Your assignment: Report all lines from the entries below in which "this" appears.
=== Records shown ===
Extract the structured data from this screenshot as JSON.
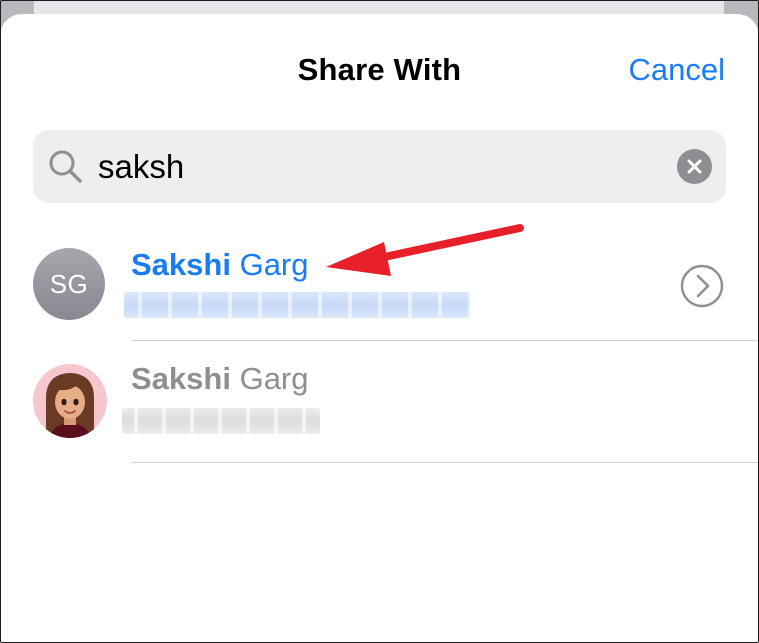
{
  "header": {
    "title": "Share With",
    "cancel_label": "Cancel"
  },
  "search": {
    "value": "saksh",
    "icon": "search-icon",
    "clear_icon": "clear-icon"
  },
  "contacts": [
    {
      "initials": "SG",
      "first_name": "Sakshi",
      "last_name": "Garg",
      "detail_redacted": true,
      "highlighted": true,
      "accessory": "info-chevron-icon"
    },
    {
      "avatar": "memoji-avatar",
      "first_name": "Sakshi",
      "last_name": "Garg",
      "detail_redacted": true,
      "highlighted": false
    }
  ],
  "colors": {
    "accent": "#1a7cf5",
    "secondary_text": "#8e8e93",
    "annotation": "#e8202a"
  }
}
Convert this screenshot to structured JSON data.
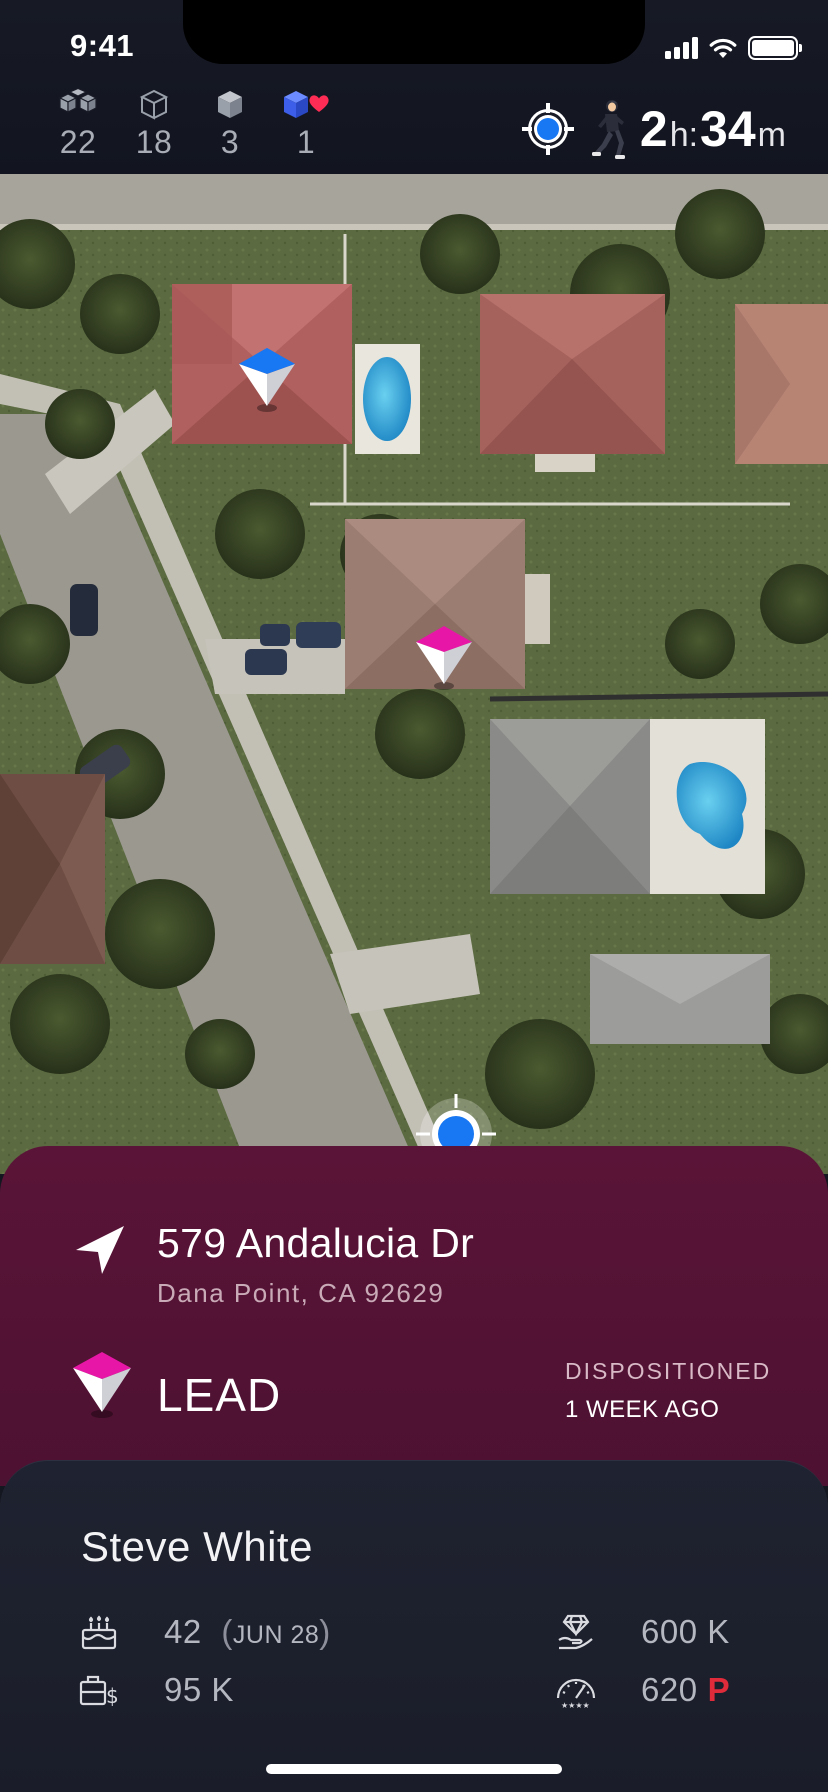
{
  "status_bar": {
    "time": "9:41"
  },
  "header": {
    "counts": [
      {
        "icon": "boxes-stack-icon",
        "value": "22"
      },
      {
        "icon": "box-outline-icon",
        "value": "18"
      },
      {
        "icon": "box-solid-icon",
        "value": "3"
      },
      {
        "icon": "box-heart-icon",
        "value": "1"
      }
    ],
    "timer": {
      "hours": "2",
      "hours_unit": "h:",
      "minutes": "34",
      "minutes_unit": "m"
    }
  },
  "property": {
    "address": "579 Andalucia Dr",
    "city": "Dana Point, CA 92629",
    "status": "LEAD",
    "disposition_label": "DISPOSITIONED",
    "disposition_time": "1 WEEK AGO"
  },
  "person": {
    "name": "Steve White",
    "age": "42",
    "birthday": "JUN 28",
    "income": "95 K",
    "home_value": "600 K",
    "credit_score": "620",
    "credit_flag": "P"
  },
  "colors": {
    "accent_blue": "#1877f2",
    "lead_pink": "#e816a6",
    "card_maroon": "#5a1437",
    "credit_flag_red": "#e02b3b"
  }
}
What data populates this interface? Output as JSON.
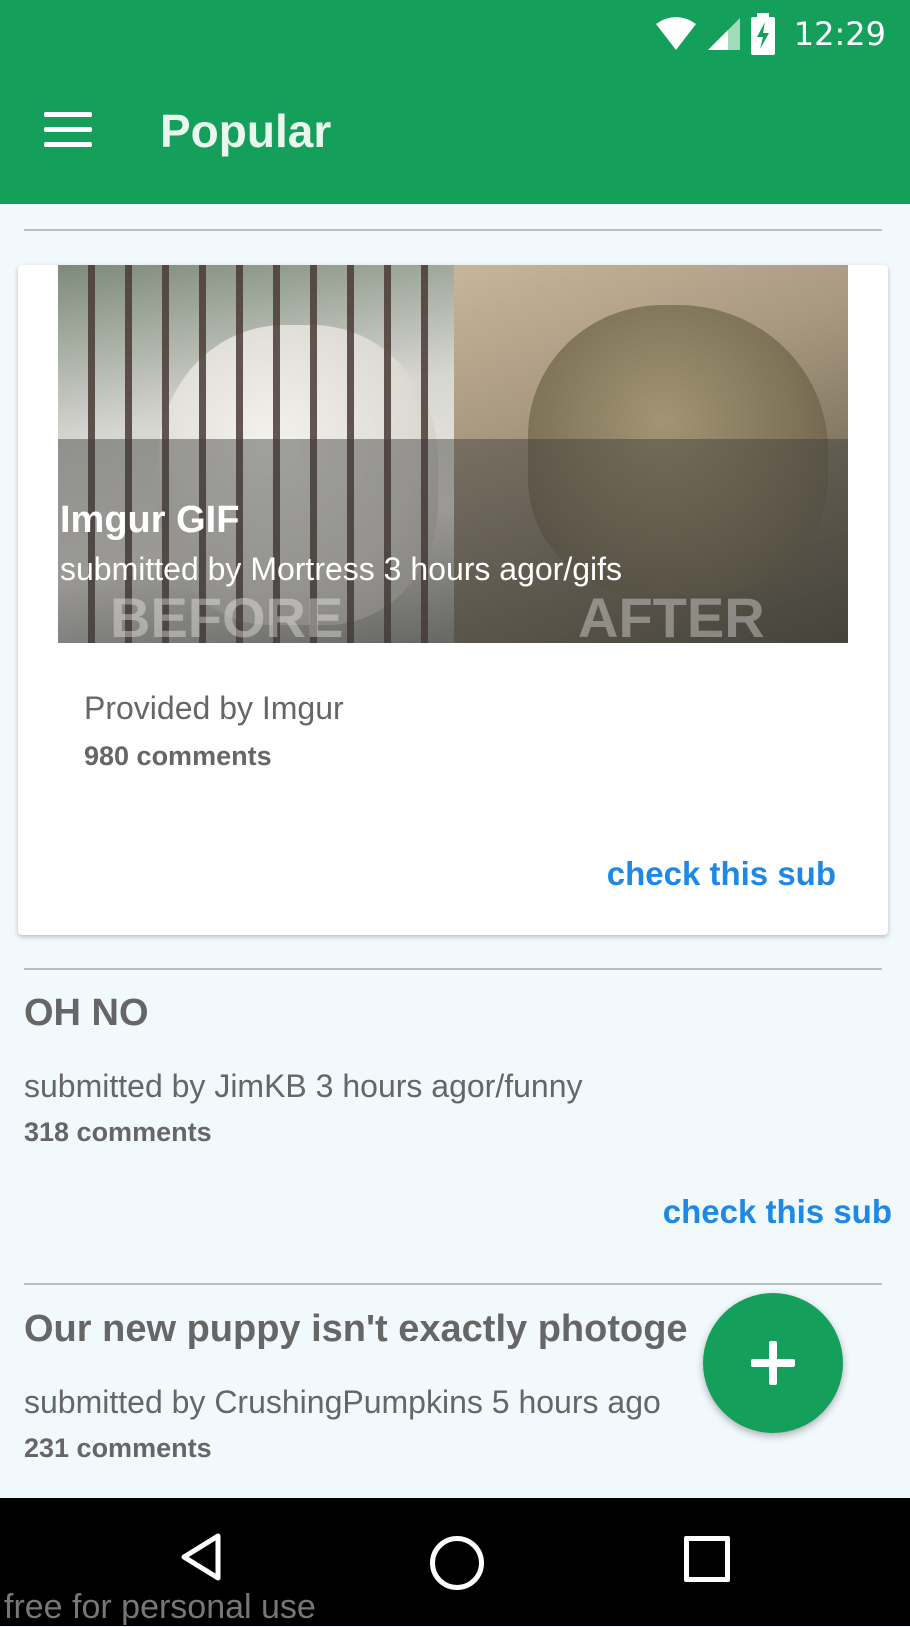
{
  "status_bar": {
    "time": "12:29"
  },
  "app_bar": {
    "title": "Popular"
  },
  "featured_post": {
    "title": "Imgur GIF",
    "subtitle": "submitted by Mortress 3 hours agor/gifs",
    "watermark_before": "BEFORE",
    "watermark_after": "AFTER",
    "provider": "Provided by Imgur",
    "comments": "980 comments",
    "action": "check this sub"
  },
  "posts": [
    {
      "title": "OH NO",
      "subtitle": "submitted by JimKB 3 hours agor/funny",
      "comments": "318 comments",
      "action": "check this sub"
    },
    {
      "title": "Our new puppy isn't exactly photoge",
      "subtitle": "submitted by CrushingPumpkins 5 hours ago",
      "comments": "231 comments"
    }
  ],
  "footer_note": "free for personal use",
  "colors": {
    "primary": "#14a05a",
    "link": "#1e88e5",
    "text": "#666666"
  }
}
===
Answer:
Extract the structured data from this screenshot as JSON.
Convert this screenshot to structured JSON data.
What data populates this interface? Output as JSON.
    "action": "check this sub"
      "action": "check this sub"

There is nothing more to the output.